* [What the task asks] Leave out the pictures, and retype the remaining data exactly.

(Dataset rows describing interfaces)
*** Begin section ***

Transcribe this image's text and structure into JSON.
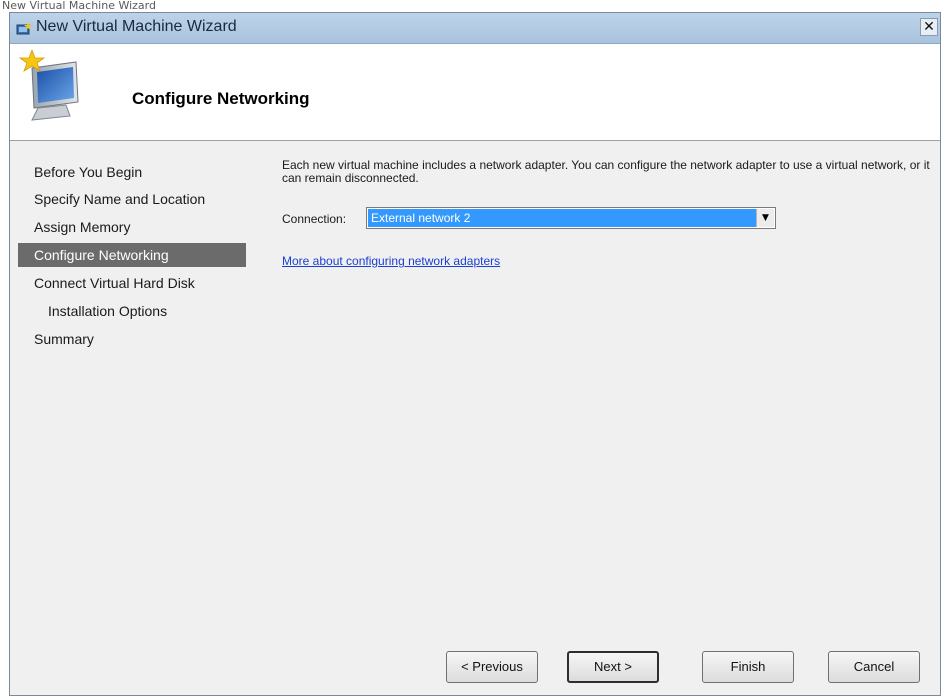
{
  "caption": "New Virtual Machine Wizard",
  "window": {
    "title": "New Virtual Machine Wizard",
    "close_label": "✕"
  },
  "header": {
    "heading": "Configure Networking"
  },
  "nav": {
    "items": [
      {
        "label": "Before You Begin",
        "active": false,
        "indent": false
      },
      {
        "label": "Specify Name and Location",
        "active": false,
        "indent": false
      },
      {
        "label": "Assign Memory",
        "active": false,
        "indent": false
      },
      {
        "label": "Configure Networking",
        "active": true,
        "indent": false
      },
      {
        "label": "Connect Virtual Hard Disk",
        "active": false,
        "indent": false
      },
      {
        "label": "Installation Options",
        "active": false,
        "indent": true
      },
      {
        "label": "Summary",
        "active": false,
        "indent": false
      }
    ]
  },
  "content": {
    "description": "Each new virtual machine includes a network adapter. You can configure the network adapter to use a virtual network, or it can remain disconnected.",
    "connection_label": "Connection:",
    "connection_value": "External network 2",
    "help_link": "More about configuring network adapters"
  },
  "buttons": {
    "previous": "< Previous",
    "next": "Next >",
    "finish": "Finish",
    "cancel": "Cancel"
  },
  "icons": {
    "app": "vm-wizard-icon",
    "hero": "monitor-star-icon",
    "close": "close-icon",
    "dropdown": "chevron-down-icon"
  },
  "colors": {
    "titlebar": "#b3cbe3",
    "selection": "#3399ff",
    "active_nav": "#6b6b6b",
    "link": "#1a3fd4"
  }
}
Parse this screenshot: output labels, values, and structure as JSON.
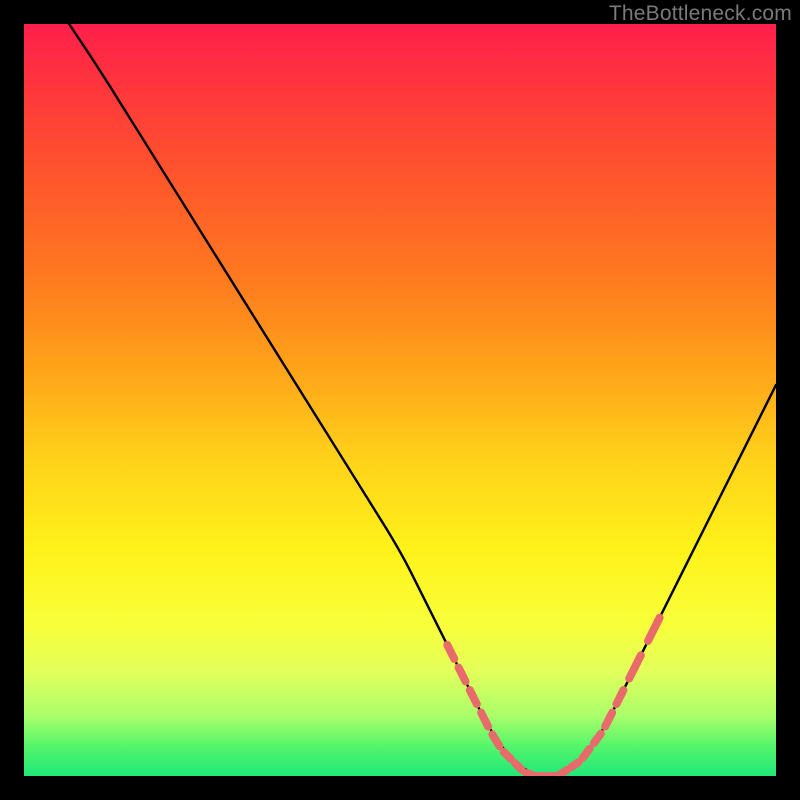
{
  "watermark": "TheBottleneck.com",
  "chart_data": {
    "type": "line",
    "title": "",
    "xlabel": "",
    "ylabel": "",
    "xlim": [
      0,
      100
    ],
    "ylim": [
      0,
      100
    ],
    "series": [
      {
        "name": "bottleneck-curve",
        "x": [
          6,
          10,
          15,
          20,
          25,
          30,
          35,
          40,
          45,
          50,
          53,
          56,
          59,
          62,
          65,
          68,
          71,
          74,
          77,
          80,
          85,
          90,
          95,
          100
        ],
        "y": [
          100,
          94,
          86,
          78,
          70,
          62,
          54,
          46,
          38,
          30,
          24,
          18,
          12,
          6,
          2,
          0,
          0,
          2,
          6,
          12,
          22,
          32,
          42,
          52
        ]
      }
    ],
    "highlight_segments": [
      {
        "name": "left-dash",
        "x": [
          56,
          57.5,
          59,
          60.5,
          62,
          63.5,
          65
        ],
        "y": [
          18,
          15,
          12,
          9,
          6,
          3.5,
          2
        ]
      },
      {
        "name": "bottom-dash",
        "x": [
          65,
          66.5,
          68,
          69.5,
          71,
          72.5,
          74
        ],
        "y": [
          2,
          0.5,
          0,
          0,
          0,
          1,
          2
        ]
      },
      {
        "name": "right-dash",
        "x": [
          74,
          75.5,
          77,
          78.5,
          80,
          82.5,
          85
        ],
        "y": [
          2,
          4,
          6,
          9,
          12,
          17,
          22
        ]
      }
    ],
    "colors": {
      "curve": "#000000",
      "highlight": "#e86a6a",
      "gradient_top": "#ff1f4b",
      "gradient_mid": "#ffd21a",
      "gradient_bottom": "#1fe87a"
    }
  }
}
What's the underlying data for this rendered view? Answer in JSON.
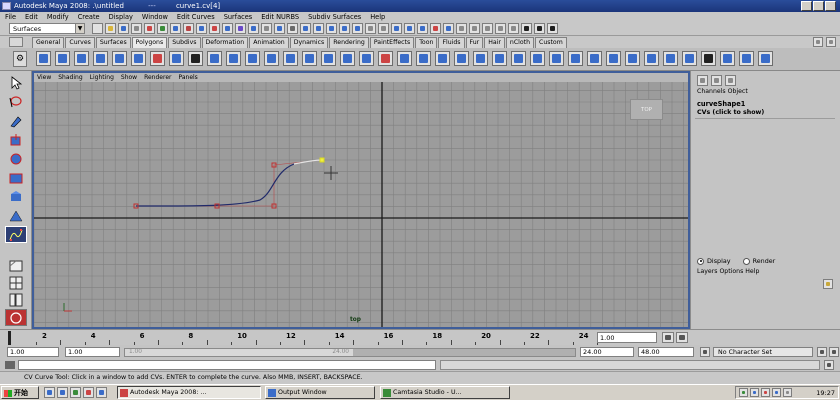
{
  "window": {
    "app_title": "Autodesk Maya 2008: .\\untitled",
    "separator": "---",
    "doc_title": "curve1.cv[4]"
  },
  "menubar": [
    "File",
    "Edit",
    "Modify",
    "Create",
    "Display",
    "Window",
    "Edit Curves",
    "Surfaces",
    "Edit NURBS",
    "Subdiv Surfaces",
    "Help"
  ],
  "mode_selector": {
    "value": "Surfaces"
  },
  "shelf_tabs": [
    {
      "label": "General",
      "active": false
    },
    {
      "label": "Curves",
      "active": false
    },
    {
      "label": "Surfaces",
      "active": false
    },
    {
      "label": "Polygons",
      "active": true
    },
    {
      "label": "Subdivs",
      "active": false
    },
    {
      "label": "Deformation",
      "active": false
    },
    {
      "label": "Animation",
      "active": false
    },
    {
      "label": "Dynamics",
      "active": false
    },
    {
      "label": "Rendering",
      "active": false
    },
    {
      "label": "PaintEffects",
      "active": false
    },
    {
      "label": "Toon",
      "active": false
    },
    {
      "label": "Fluids",
      "active": false
    },
    {
      "label": "Fur",
      "active": false
    },
    {
      "label": "Hair",
      "active": false
    },
    {
      "label": "nCloth",
      "active": false
    },
    {
      "label": "Custom",
      "active": false
    }
  ],
  "viewport": {
    "menus": [
      "View",
      "Shading",
      "Lighting",
      "Show",
      "Renderer",
      "Panels"
    ],
    "view_cube_label": "TOP",
    "camera_label": "top"
  },
  "channel_box": {
    "menus": "Channels  Object",
    "object_name": "curveShape1",
    "cvs_label": "CVs (click to show)",
    "display_label": "Display",
    "render_label": "Render",
    "layer_menus": "Layers  Options  Help"
  },
  "time_slider": {
    "ticks": [
      "2",
      "4",
      "6",
      "8",
      "10",
      "12",
      "14",
      "16",
      "18",
      "20",
      "22",
      "24"
    ],
    "current_frame": "1.00"
  },
  "range_slider": {
    "start_time": "1.00",
    "playback_start": "1.00",
    "handle_start": "1.00",
    "handle_end": "24.00",
    "playback_end": "24.00",
    "end_time": "48.00",
    "character_set": "No Character Set"
  },
  "help_line": "CV Curve Tool: Click in a window to add CVs. ENTER to complete the curve. Also MMB, INSERT, BACKSPACE.",
  "taskbar": {
    "start_label": "开始",
    "tasks": [
      {
        "label": "Autodesk Maya 2008: ..."
      },
      {
        "label": "Output Window"
      },
      {
        "label": "Camtasia Studio - U..."
      }
    ],
    "clock": "19:27"
  },
  "colors": {
    "title_bar": "#1f3f8a",
    "viewport_bg": "#9c9c9c",
    "viewport_frame": "#3f5e9a",
    "curve_color": "#202a6a",
    "cv_marker": "#c03030",
    "last_cv": "#f0f040"
  },
  "icons": [
    "select-arrow-icon",
    "lasso-icon",
    "paint-select-icon",
    "move-icon",
    "rotate-icon",
    "scale-icon",
    "manipulator-icon",
    "last-tool-icon",
    "single-pane-icon",
    "four-pane-icon",
    "outliner-icon",
    "gear-icon",
    "windows-start-icon"
  ]
}
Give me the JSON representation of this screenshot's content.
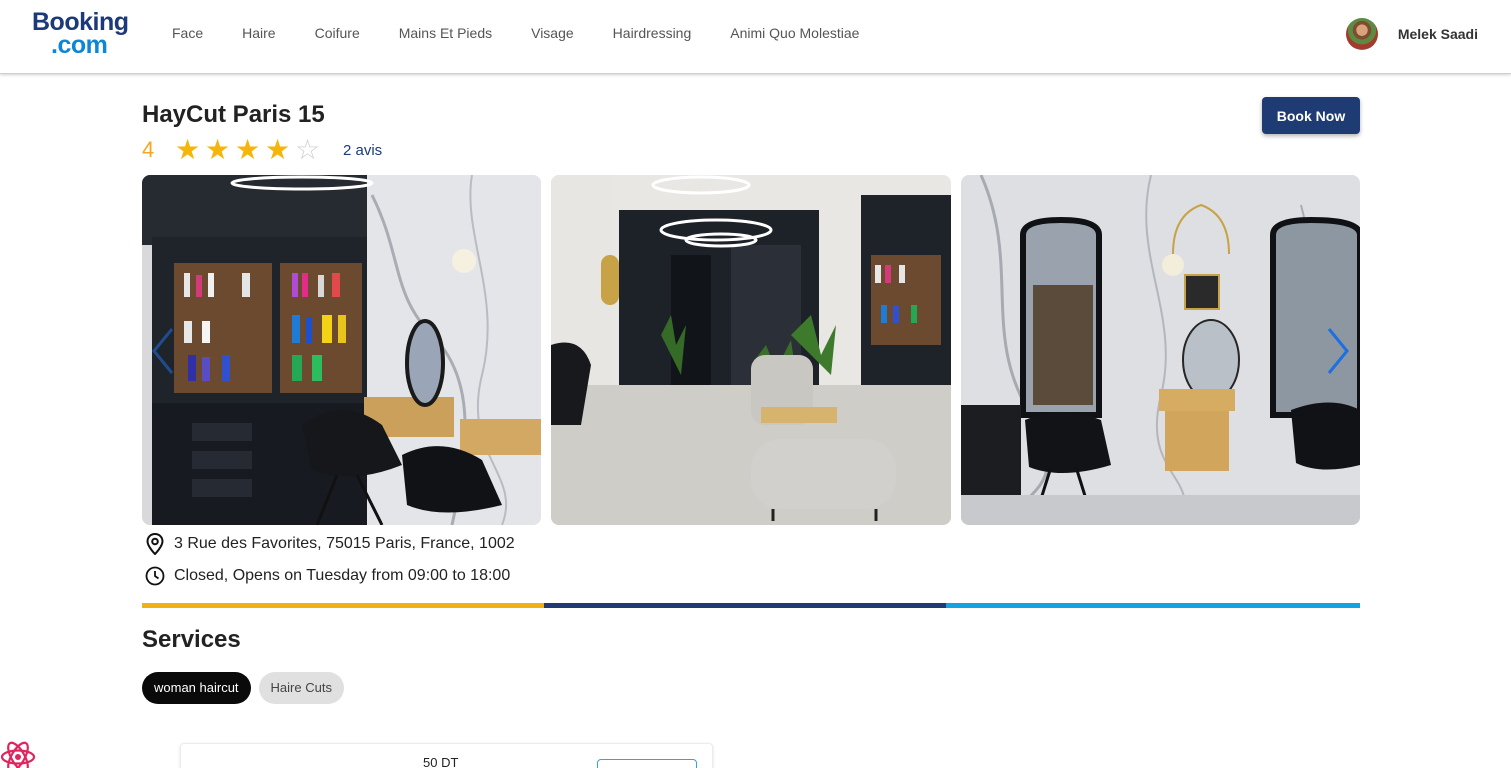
{
  "brand": {
    "line1": "Booking",
    "line2": ".com"
  },
  "nav": [
    "Face",
    "Haire",
    "Coifure",
    "Mains Et Pieds",
    "Visage",
    "Hairdressing",
    "Animi Quo Molestiae"
  ],
  "user": {
    "name": "Melek Saadi"
  },
  "salon": {
    "name": "HayCut Paris 15",
    "rating": 4,
    "rating_max": 5,
    "reviews_label": "2 avis",
    "address": "3 Rue des Favorites, 75015 Paris, France, 1002",
    "hours": "Closed, Opens on Tuesday from 09:00 to 18:00"
  },
  "actions": {
    "book_now": "Book Now"
  },
  "gallery": {
    "prev_icon": "chevron-left-icon",
    "next_icon": "chevron-right-icon"
  },
  "divider_colors": [
    "#f0b016",
    "#1f3b73",
    "#14a3e0"
  ],
  "services": {
    "title": "Services",
    "chips": [
      {
        "label": "woman haircut",
        "active": true
      },
      {
        "label": "Haire Cuts",
        "active": false
      }
    ]
  },
  "service_card": {
    "price": "50 DT"
  },
  "colors": {
    "brand_navy": "#1f3b73",
    "star": "#f5b50a",
    "accent_blue": "#1e6fe0"
  }
}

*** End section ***

* [Solved exercise]
Transcribe this image's text and structure into JSON.
{
  "caption": "New Virtual Machine Wizard",
  "window": {
    "title": "New Virtual Machine Wizard",
    "close_label": "✕"
  },
  "header": {
    "heading": "Configure Networking"
  },
  "nav": {
    "items": [
      {
        "label": "Before You Begin",
        "active": false,
        "indent": false
      },
      {
        "label": "Specify Name and Location",
        "active": false,
        "indent": false
      },
      {
        "label": "Assign Memory",
        "active": false,
        "indent": false
      },
      {
        "label": "Configure Networking",
        "active": true,
        "indent": false
      },
      {
        "label": "Connect Virtual Hard Disk",
        "active": false,
        "indent": false
      },
      {
        "label": "Installation Options",
        "active": false,
        "indent": true
      },
      {
        "label": "Summary",
        "active": false,
        "indent": false
      }
    ]
  },
  "content": {
    "description": "Each new virtual machine includes a network adapter. You can configure the network adapter to use a virtual network, or it can remain disconnected.",
    "connection_label": "Connection:",
    "connection_value": "External network 2",
    "help_link": "More about configuring network adapters"
  },
  "buttons": {
    "previous": "< Previous",
    "next": "Next >",
    "finish": "Finish",
    "cancel": "Cancel"
  },
  "icons": {
    "app": "vm-wizard-icon",
    "hero": "monitor-star-icon",
    "close": "close-icon",
    "dropdown": "chevron-down-icon"
  },
  "colors": {
    "titlebar": "#b3cbe3",
    "selection": "#3399ff",
    "active_nav": "#6b6b6b",
    "link": "#1a3fd4"
  }
}
Parse this screenshot: output labels, values, and structure as JSON.
{
  "watermark": "TheBottleneck.com",
  "chart_data": {
    "type": "line",
    "title": "",
    "xlabel": "",
    "ylabel": "",
    "xlim": [
      0,
      100
    ],
    "ylim": [
      0,
      100
    ],
    "series": [
      {
        "name": "bottleneck-curve",
        "x": [
          6,
          10,
          15,
          20,
          25,
          30,
          35,
          40,
          45,
          50,
          53,
          56,
          59,
          62,
          65,
          68,
          71,
          74,
          77,
          80,
          85,
          90,
          95,
          100
        ],
        "y": [
          100,
          94,
          86,
          78,
          70,
          62,
          54,
          46,
          38,
          30,
          24,
          18,
          12,
          6,
          2,
          0,
          0,
          2,
          6,
          12,
          22,
          32,
          42,
          52
        ]
      }
    ],
    "highlight_segments": [
      {
        "name": "left-dash",
        "x": [
          56,
          57.5,
          59,
          60.5,
          62,
          63.5,
          65
        ],
        "y": [
          18,
          15,
          12,
          9,
          6,
          3.5,
          2
        ]
      },
      {
        "name": "bottom-dash",
        "x": [
          65,
          66.5,
          68,
          69.5,
          71,
          72.5,
          74
        ],
        "y": [
          2,
          0.5,
          0,
          0,
          0,
          1,
          2
        ]
      },
      {
        "name": "right-dash",
        "x": [
          74,
          75.5,
          77,
          78.5,
          80,
          82.5,
          85
        ],
        "y": [
          2,
          4,
          6,
          9,
          12,
          17,
          22
        ]
      }
    ],
    "colors": {
      "curve": "#000000",
      "highlight": "#e86a6a",
      "gradient_top": "#ff1f4b",
      "gradient_mid": "#ffd21a",
      "gradient_bottom": "#1fe87a"
    }
  }
}
What's the underlying data for this rendered view? Answer in JSON.
{
  "window": {
    "app_title": "Autodesk Maya 2008: .\\untitled",
    "separator": "---",
    "doc_title": "curve1.cv[4]"
  },
  "menubar": [
    "File",
    "Edit",
    "Modify",
    "Create",
    "Display",
    "Window",
    "Edit Curves",
    "Surfaces",
    "Edit NURBS",
    "Subdiv Surfaces",
    "Help"
  ],
  "mode_selector": {
    "value": "Surfaces"
  },
  "shelf_tabs": [
    {
      "label": "General",
      "active": false
    },
    {
      "label": "Curves",
      "active": false
    },
    {
      "label": "Surfaces",
      "active": false
    },
    {
      "label": "Polygons",
      "active": true
    },
    {
      "label": "Subdivs",
      "active": false
    },
    {
      "label": "Deformation",
      "active": false
    },
    {
      "label": "Animation",
      "active": false
    },
    {
      "label": "Dynamics",
      "active": false
    },
    {
      "label": "Rendering",
      "active": false
    },
    {
      "label": "PaintEffects",
      "active": false
    },
    {
      "label": "Toon",
      "active": false
    },
    {
      "label": "Fluids",
      "active": false
    },
    {
      "label": "Fur",
      "active": false
    },
    {
      "label": "Hair",
      "active": false
    },
    {
      "label": "nCloth",
      "active": false
    },
    {
      "label": "Custom",
      "active": false
    }
  ],
  "viewport": {
    "menus": [
      "View",
      "Shading",
      "Lighting",
      "Show",
      "Renderer",
      "Panels"
    ],
    "view_cube_label": "TOP",
    "camera_label": "top"
  },
  "channel_box": {
    "menus": "Channels  Object",
    "object_name": "curveShape1",
    "cvs_label": "CVs (click to show)",
    "display_label": "Display",
    "render_label": "Render",
    "layer_menus": "Layers  Options  Help"
  },
  "time_slider": {
    "ticks": [
      "2",
      "4",
      "6",
      "8",
      "10",
      "12",
      "14",
      "16",
      "18",
      "20",
      "22",
      "24"
    ],
    "current_frame": "1.00"
  },
  "range_slider": {
    "start_time": "1.00",
    "playback_start": "1.00",
    "handle_start": "1.00",
    "handle_end": "24.00",
    "playback_end": "24.00",
    "end_time": "48.00",
    "character_set": "No Character Set"
  },
  "help_line": "CV Curve Tool: Click in a window to add CVs. ENTER to complete the curve. Also MMB, INSERT, BACKSPACE.",
  "taskbar": {
    "start_label": "开始",
    "tasks": [
      {
        "label": "Autodesk Maya 2008: ..."
      },
      {
        "label": "Output Window"
      },
      {
        "label": "Camtasia Studio - U..."
      }
    ],
    "clock": "19:27"
  },
  "colors": {
    "title_bar": "#1f3f8a",
    "viewport_bg": "#9c9c9c",
    "viewport_frame": "#3f5e9a",
    "curve_color": "#202a6a",
    "cv_marker": "#c03030",
    "last_cv": "#f0f040"
  },
  "icons": [
    "select-arrow-icon",
    "lasso-icon",
    "paint-select-icon",
    "move-icon",
    "rotate-icon",
    "scale-icon",
    "manipulator-icon",
    "last-tool-icon",
    "single-pane-icon",
    "four-pane-icon",
    "outliner-icon",
    "gear-icon",
    "windows-start-icon"
  ]
}
Give me the JSON representation of this screenshot's content.
{
  "brand": {
    "line1": "Booking",
    "line2": ".com"
  },
  "nav": [
    "Face",
    "Haire",
    "Coifure",
    "Mains Et Pieds",
    "Visage",
    "Hairdressing",
    "Animi Quo Molestiae"
  ],
  "user": {
    "name": "Melek Saadi"
  },
  "salon": {
    "name": "HayCut Paris 15",
    "rating": 4,
    "rating_max": 5,
    "reviews_label": "2 avis",
    "address": "3 Rue des Favorites, 75015 Paris, France, 1002",
    "hours": "Closed, Opens on Tuesday from 09:00 to 18:00"
  },
  "actions": {
    "book_now": "Book Now"
  },
  "gallery": {
    "prev_icon": "chevron-left-icon",
    "next_icon": "chevron-right-icon"
  },
  "divider_colors": [
    "#f0b016",
    "#1f3b73",
    "#14a3e0"
  ],
  "services": {
    "title": "Services",
    "chips": [
      {
        "label": "woman haircut",
        "active": true
      },
      {
        "label": "Haire Cuts",
        "active": false
      }
    ]
  },
  "service_card": {
    "price": "50 DT"
  },
  "colors": {
    "brand_navy": "#1f3b73",
    "star": "#f5b50a",
    "accent_blue": "#1e6fe0"
  }
}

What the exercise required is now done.